November 2009: 59% of Israelis will support ‘any agreement Netanyahu reaches with our enemies.’

A poll commissioned by the New America Foundation regarding Israeli public attitudes towards the Obama administration, the peace process, and other issues on today’s agenda



The results of New America Foundation’s national survey of 1,000 Israelis reveal a very different picture from the narrative that has taken hold regarding Israeli attitudes toward President Obama and American efforts to resolve the Arab-Israeli conflict. Despite repeated media reports touting a “4 percent Obama approval rating” and arguments that the United States has lost the Israeli public’s support for renewed peace efforts, Israelis actually demonstrate a much more supportive and nuanced view of President Obama, and there is solid backing for an American-sponsored final status agreement along the lines of where the parties left off nine years ago at Taba and in the recent Olmert-Abbas negotiations. The survey also shows that Prime Minister Netanyahu has a great deal of political space to sign a peace agreement with the Palestinians, including within his own Likud party.
The NAF survey, conducted by Gerstein | Agne Strategic Communications, took place November 8-15, 2009 and examined several aspects of Israeli public opinion and the dynamics underlying the first year of the Obama and Netanyahu Administrations, ranging from attitudes toward President Obama and the relationship with the United States to the aspirations and fears that people have about a peace agreement with the Palestinians to the overall national mood and political landscape that set the context in which policy decisions in Israel are received by its citizens.
As the Obama Administration continues its efforts to assert American leadership to resolve the Palestinian-Israeli conflict, it is very clear that it does so from a position of strength when seen through the prism of Israeli public opinion, and that there are real opportunities for the President and his team to speak directly and convincingly to the Israeli people.
Overall, Obama has a 41 percent favorable / 37 percent unfavorable rating among Israelis, which is notably stronger than opinion toward the Israeli Defense and Foreign Ministers, and his unfavorable rating is only four points higher than the unfavorable rating for George W. Bush, who is routinely characterized as very popular among Israelis. A majority (55 percent) believes Obama is honest and trustworthy –considerably higher than the 36 percent who believe the same of Prime Minister Netanyahu – and 52 percent believe Obama will strengthen America’s standing in the world.
There are though also doubts centered on whether the President understands the threats facing Israelis, with large numbers believing he is weak on terrorism (50 percent) and naïve (43 percent). Overall, 42 percent of Israelis believe Obama supports Israel, compared to 55 percent who do not - not a high level of confidence for an American
President, but much stronger than the abysmal and frequently (but incorrectly) reported 4 percent approval rating that has driven conventional wisdom on Obama’s support in
Israel. And this before there has been any outreach effort or visit by the President to
By a 65 to 31 percent margin, Israelis believe that the U.S. is the only powerful country that Israel can count on in the world today. Further, they do not believe Israel will be able to build alliances with other powers if relations with the U.S. ever deteriorate. Ultimately, if President Obama were to put forward a peace plan based on the previous Taba talks then it receives majority Israeli public support if PM Netanyahu is on board (53% to 45%) while, the public is evenly split (48 percent each) if PM Netanyahu rejects the plan. The Israeli public is concerned that U.S. support could be endangered if Israel rejects a U.S.-sponsored final status agreement – but the question is simply not seen as urgent and Israelis do not feel any sense of crisis in the relationship with the U.S. – despite the recent spat over settlements.
While Israel’s Prime Minister has a modest 48 percent overall job approval, he is remarkably strong on every measure related to security, and Netanyahu’s security image translates into 59 percent support for ‘any agreement Netanyahu reaches with our enemies.’

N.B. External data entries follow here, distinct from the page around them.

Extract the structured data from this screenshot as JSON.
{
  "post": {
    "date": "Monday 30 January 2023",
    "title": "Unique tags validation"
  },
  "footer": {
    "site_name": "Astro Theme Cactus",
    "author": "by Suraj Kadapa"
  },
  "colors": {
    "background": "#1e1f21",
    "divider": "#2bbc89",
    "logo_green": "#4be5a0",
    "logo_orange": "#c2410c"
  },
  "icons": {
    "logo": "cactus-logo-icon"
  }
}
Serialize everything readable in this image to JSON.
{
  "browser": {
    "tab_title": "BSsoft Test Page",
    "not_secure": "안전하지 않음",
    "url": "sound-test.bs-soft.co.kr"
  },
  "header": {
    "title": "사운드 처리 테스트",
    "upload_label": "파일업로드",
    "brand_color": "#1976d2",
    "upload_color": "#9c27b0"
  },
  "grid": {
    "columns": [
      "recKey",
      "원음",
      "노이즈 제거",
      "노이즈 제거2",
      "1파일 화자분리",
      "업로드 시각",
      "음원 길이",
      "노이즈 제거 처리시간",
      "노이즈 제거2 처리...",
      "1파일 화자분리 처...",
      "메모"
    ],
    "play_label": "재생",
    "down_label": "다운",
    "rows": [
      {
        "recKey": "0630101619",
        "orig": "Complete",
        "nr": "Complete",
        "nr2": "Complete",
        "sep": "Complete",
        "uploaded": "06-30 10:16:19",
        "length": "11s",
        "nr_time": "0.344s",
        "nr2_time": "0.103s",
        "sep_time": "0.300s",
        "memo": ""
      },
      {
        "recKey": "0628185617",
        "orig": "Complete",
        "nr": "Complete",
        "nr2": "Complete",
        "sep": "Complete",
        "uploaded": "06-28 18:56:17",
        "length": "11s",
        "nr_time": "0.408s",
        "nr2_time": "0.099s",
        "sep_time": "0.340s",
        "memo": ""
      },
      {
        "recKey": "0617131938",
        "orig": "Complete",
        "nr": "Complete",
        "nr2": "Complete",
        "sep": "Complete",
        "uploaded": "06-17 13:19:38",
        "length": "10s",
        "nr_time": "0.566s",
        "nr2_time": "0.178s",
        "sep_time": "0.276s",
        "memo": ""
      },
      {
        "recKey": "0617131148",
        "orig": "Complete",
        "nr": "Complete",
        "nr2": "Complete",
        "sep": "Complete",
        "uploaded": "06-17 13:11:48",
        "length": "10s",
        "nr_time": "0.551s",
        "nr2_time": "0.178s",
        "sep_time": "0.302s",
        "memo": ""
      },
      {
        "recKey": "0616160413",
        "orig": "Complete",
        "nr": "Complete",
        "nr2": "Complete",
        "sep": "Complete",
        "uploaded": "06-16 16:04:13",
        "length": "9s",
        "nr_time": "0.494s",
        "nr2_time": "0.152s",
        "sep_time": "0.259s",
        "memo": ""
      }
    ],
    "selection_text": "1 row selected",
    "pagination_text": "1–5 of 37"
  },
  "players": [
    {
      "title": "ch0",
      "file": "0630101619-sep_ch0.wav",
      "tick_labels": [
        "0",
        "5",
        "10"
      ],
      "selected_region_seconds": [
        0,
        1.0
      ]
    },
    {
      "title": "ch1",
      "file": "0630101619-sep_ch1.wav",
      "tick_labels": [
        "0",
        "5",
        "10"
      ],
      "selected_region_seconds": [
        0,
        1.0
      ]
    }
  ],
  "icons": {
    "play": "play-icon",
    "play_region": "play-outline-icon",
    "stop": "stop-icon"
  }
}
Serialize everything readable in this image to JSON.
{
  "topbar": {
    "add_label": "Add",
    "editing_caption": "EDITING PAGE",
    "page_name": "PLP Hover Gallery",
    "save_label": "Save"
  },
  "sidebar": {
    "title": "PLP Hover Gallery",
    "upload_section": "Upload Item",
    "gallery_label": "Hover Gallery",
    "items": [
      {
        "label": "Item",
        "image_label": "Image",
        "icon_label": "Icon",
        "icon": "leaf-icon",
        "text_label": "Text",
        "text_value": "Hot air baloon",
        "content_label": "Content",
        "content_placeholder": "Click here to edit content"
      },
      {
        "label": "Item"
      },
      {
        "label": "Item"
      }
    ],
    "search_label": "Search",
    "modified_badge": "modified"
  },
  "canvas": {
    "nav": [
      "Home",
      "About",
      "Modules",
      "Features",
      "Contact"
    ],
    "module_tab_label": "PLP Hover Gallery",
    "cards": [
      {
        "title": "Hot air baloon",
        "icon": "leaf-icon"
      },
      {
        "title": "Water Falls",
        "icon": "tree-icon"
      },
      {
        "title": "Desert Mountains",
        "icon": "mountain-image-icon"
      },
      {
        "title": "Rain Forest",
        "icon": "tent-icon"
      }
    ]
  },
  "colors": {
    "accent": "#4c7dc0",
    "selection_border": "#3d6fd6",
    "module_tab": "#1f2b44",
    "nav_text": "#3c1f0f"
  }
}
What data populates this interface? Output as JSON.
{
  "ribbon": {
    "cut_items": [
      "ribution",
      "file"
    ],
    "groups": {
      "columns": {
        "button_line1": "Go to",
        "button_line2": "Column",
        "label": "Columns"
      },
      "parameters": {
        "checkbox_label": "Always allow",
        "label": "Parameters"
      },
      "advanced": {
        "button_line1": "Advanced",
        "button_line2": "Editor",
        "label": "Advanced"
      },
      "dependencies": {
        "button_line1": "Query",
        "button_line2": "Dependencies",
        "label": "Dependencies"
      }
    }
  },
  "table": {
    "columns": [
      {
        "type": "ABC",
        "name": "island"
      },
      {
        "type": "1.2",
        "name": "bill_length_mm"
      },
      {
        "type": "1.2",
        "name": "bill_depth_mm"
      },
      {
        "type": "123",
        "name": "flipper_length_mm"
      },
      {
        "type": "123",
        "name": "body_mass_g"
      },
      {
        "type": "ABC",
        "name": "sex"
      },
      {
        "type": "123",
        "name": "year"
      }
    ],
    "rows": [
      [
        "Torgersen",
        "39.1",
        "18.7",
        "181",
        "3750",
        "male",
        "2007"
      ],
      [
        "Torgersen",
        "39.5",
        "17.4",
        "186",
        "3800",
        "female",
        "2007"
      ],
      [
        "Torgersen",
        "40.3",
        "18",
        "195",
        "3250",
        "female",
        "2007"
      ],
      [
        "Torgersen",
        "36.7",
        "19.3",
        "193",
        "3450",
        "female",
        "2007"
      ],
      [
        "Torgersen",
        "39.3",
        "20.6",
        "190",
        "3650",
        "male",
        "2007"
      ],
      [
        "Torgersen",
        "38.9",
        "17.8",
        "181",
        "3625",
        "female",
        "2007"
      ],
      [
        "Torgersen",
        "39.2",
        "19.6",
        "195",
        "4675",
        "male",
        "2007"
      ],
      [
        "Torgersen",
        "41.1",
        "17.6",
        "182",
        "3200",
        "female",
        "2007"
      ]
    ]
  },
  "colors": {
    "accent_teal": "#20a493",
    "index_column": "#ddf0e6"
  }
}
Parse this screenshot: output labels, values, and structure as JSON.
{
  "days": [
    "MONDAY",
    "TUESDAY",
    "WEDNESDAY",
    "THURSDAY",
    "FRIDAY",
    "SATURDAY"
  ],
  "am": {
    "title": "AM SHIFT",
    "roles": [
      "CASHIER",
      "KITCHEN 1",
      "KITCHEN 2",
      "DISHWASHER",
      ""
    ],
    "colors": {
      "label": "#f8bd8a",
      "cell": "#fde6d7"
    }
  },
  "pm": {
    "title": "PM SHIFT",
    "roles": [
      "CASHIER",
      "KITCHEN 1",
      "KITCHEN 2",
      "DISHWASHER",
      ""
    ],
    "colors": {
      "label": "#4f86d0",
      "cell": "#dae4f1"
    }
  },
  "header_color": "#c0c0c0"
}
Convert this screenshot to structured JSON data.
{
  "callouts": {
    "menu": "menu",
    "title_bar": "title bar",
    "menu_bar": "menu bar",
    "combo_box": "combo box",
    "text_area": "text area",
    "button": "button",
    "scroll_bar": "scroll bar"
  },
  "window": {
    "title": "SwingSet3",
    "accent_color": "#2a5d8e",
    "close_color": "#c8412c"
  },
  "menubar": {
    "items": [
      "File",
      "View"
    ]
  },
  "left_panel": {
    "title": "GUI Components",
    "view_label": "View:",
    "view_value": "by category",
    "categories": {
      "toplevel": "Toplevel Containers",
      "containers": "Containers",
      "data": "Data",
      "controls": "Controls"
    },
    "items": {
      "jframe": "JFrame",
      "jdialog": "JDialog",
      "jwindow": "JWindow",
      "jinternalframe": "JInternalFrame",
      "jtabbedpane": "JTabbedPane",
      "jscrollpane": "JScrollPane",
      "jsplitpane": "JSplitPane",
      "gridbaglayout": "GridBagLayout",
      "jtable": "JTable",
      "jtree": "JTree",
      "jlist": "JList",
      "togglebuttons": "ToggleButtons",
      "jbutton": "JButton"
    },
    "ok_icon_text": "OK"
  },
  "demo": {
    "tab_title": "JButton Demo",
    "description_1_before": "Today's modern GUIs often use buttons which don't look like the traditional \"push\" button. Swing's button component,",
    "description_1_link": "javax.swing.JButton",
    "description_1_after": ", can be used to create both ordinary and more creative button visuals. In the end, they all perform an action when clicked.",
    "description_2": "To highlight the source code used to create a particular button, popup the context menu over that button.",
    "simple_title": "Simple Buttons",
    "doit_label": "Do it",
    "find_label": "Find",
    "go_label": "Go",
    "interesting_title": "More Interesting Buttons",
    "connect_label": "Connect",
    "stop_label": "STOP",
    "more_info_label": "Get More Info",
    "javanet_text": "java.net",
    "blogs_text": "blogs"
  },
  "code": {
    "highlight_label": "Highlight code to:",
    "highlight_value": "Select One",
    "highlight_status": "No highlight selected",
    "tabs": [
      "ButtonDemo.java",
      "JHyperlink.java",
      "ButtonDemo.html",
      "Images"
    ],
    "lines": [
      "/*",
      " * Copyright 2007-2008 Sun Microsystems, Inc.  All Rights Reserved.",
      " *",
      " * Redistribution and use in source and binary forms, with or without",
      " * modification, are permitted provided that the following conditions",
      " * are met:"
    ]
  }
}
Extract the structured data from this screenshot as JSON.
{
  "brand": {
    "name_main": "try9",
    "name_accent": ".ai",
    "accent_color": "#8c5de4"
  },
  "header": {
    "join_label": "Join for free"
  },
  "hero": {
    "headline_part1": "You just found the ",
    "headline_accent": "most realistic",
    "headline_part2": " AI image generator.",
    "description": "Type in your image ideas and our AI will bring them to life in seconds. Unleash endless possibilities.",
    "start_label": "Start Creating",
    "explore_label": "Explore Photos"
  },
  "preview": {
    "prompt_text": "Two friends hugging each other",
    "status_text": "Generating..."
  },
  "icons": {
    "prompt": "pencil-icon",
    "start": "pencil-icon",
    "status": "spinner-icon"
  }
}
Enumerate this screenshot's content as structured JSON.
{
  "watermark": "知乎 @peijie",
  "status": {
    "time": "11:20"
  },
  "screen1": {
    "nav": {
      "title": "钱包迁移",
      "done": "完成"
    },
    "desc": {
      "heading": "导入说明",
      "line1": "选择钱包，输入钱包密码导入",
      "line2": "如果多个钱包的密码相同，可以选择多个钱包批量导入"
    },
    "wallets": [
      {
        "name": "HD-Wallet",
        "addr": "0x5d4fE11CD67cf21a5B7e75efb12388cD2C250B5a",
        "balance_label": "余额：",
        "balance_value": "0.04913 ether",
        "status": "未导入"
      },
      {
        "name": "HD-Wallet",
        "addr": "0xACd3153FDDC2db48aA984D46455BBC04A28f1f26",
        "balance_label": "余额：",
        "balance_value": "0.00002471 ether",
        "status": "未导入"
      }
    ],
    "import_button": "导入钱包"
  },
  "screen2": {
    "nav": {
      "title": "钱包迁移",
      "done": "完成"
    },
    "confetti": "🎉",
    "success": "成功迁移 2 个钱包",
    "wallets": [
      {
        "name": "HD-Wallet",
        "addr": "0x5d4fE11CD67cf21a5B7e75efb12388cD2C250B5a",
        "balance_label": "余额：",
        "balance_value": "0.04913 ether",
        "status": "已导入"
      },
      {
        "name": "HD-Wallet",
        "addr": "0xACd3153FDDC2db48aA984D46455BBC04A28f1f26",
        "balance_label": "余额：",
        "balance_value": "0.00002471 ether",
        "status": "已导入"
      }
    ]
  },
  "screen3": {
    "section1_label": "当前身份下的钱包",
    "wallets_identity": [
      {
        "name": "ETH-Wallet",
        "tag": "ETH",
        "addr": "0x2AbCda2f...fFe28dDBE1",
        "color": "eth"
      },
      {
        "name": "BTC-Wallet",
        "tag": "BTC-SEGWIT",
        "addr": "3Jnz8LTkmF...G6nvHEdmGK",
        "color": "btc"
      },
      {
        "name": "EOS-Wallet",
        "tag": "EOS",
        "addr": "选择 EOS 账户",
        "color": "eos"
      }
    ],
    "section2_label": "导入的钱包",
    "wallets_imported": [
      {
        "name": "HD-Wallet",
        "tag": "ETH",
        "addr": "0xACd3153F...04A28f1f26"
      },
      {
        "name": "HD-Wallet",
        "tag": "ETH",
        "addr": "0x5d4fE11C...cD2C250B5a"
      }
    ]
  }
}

The full poll can be viewed here, and the memo analyzing the results from the pollster, Jim Gerstein, can be viewed here.
An article in Ha'aretz commenting on the poll's findings can be accessed here.